for the local portion of the reserve assembly of 97,000 acres includes 
a mitigation fee, tipping fee for use of waste management facilities, 
and other funding sources to conserve 56,000 acres. Conservation of the 
remaining 41,000 acres would accrue through the implementation of 
developer incentives and on-site set asides accomplished through the 
development review process. The proposed 153,000 acre reserve area is 
not specifically identified in the MSHCP. The conservation of 153,000 
acres is anticipated to occur over the first 25 years of the program 
and when completed, must be in a configuration to, and include the 
vegetation communities that, provide for the conservation of covered 
species. To accomplish this, the proposed reserve will be assembled 
pursuant to written criteria that describe a possible design for the 
153,000 acre reserve to be established within an approximately 300,000-
acre area termed the ``Criteria Area.''
    Covered Activities would include, but are not limited to: public 
and private development within the plan area that requires a 
discretionary action by a permittee subject to consistency with MSHCP 
policies, two internal regional transportation facilities, maintenance 
of and safety improvements on existing roads, the Circulation Elements 
of the permittees, maintenance and construction of flood control 
facilities, single family homes on existing legal parcels within the 
Criteria Area, up to 10,000 new acres of agricultural activity within 
the Criteria Area, and compatible uses in the reserve. The MSHCP makes 
a provision for the inclusion of special districts and other non-
permittee entities in the permit with a certificate of inclusion.
    The EIS/EIR considers analyzes four other alternatives in addition 
to the proposed MSHCP Project Alternative described above including: A 
listed, proposed and strong candidate species alternative; A listed and 
proposed species alternative; an existing reserves alternative; and a 
no project alternative.
    The listed, proposed and strong candidate species alternative 
focuses on the conservation of 29 State and/or federally listed species 
and 7 unlisted species. This alternative would conserve approximately 
119,300 acres.
    The listed and proposed species alternative focuses on the 
conservation of 29 State and/or federally listed or proposed species. 
This alternative is approximately 93,800 acres.
    The existing reserves alternative does not provide any new land 
acquisition for conservation purposes, but instead focuses on 
conservation for six State and/or federally listed or candidate species 
and some unlisted species present in existing reserves. Species 
coverage would be dependent upon additional management regimes in the 
existing reserves.
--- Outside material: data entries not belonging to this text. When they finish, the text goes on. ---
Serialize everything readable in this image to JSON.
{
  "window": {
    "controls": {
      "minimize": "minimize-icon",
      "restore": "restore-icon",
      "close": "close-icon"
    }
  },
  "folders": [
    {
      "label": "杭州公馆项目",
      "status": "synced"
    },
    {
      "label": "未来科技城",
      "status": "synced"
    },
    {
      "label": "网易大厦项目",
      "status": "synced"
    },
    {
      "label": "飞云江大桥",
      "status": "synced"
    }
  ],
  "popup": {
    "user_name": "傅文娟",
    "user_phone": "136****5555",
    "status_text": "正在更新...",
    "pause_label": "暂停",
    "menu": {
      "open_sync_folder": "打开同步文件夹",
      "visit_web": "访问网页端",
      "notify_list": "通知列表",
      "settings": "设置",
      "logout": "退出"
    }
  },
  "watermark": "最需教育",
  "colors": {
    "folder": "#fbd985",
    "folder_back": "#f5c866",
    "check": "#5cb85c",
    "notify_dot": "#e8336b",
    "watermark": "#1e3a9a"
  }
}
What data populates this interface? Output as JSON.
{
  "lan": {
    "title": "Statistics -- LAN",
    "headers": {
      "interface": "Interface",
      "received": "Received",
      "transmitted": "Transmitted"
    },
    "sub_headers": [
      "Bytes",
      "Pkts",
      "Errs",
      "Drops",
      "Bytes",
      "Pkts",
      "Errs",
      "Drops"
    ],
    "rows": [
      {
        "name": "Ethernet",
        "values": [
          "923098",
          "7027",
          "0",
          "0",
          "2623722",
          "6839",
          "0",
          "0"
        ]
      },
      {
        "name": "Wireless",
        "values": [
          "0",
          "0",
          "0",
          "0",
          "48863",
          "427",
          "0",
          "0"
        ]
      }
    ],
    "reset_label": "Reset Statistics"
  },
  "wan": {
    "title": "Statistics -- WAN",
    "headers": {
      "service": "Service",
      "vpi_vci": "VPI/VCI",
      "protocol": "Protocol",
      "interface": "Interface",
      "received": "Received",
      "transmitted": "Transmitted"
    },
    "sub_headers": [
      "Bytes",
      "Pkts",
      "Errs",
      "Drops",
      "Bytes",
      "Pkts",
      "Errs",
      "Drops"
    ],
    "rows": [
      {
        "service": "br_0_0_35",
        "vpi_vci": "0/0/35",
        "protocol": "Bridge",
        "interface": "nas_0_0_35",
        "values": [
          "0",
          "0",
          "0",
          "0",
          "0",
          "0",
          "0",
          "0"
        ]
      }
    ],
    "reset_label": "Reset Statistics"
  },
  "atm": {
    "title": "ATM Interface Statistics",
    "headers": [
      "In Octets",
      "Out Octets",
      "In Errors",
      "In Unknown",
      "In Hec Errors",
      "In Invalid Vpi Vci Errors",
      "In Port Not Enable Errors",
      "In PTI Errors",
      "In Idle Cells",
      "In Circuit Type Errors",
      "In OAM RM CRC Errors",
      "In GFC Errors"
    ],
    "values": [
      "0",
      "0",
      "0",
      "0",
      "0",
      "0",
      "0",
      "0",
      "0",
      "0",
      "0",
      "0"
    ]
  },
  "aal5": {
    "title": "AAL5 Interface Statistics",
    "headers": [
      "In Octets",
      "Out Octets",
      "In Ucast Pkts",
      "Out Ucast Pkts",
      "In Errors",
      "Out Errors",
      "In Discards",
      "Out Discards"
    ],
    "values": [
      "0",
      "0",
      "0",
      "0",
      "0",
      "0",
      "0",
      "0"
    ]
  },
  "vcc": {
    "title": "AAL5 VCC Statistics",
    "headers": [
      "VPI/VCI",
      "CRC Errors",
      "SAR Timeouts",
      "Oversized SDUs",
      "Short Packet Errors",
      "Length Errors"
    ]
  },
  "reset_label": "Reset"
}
Public Comments

    The Service invites the public to comment on the Draft MSHCP, Draft 
Implementing Agreement, and Draft EIS/EIR during a 60-day public 
comment period beginning the date of this notice. All comments 
received, including names and addresses, will become part of the 
official administrative record and may be made available to the public. 
This notice is provided pursuant to section 10(a) of the Endangered 
Species Act and Service regulations for implementing the National 
Environmental Policy Act of 1969 (40 CFR 1506.6). The Service will 
evaluate the application, associated documents, and comments submitted 
thereon to prepare a Final Environmental Impact Statement. A permit 
decision will be made no sooner than 30 days after the publication of 
the Final Environmental Impact Statement and completion of the Record 
of Decision.

    Dated: November 7, 2002.
Miel R. Corbett,
Acting Deputy Manager, Region 1, California/Nevada Operations Office, 
Sacramento, California.
[FR Doc. 02-28875 Filed 11-14-02; 8:45 am]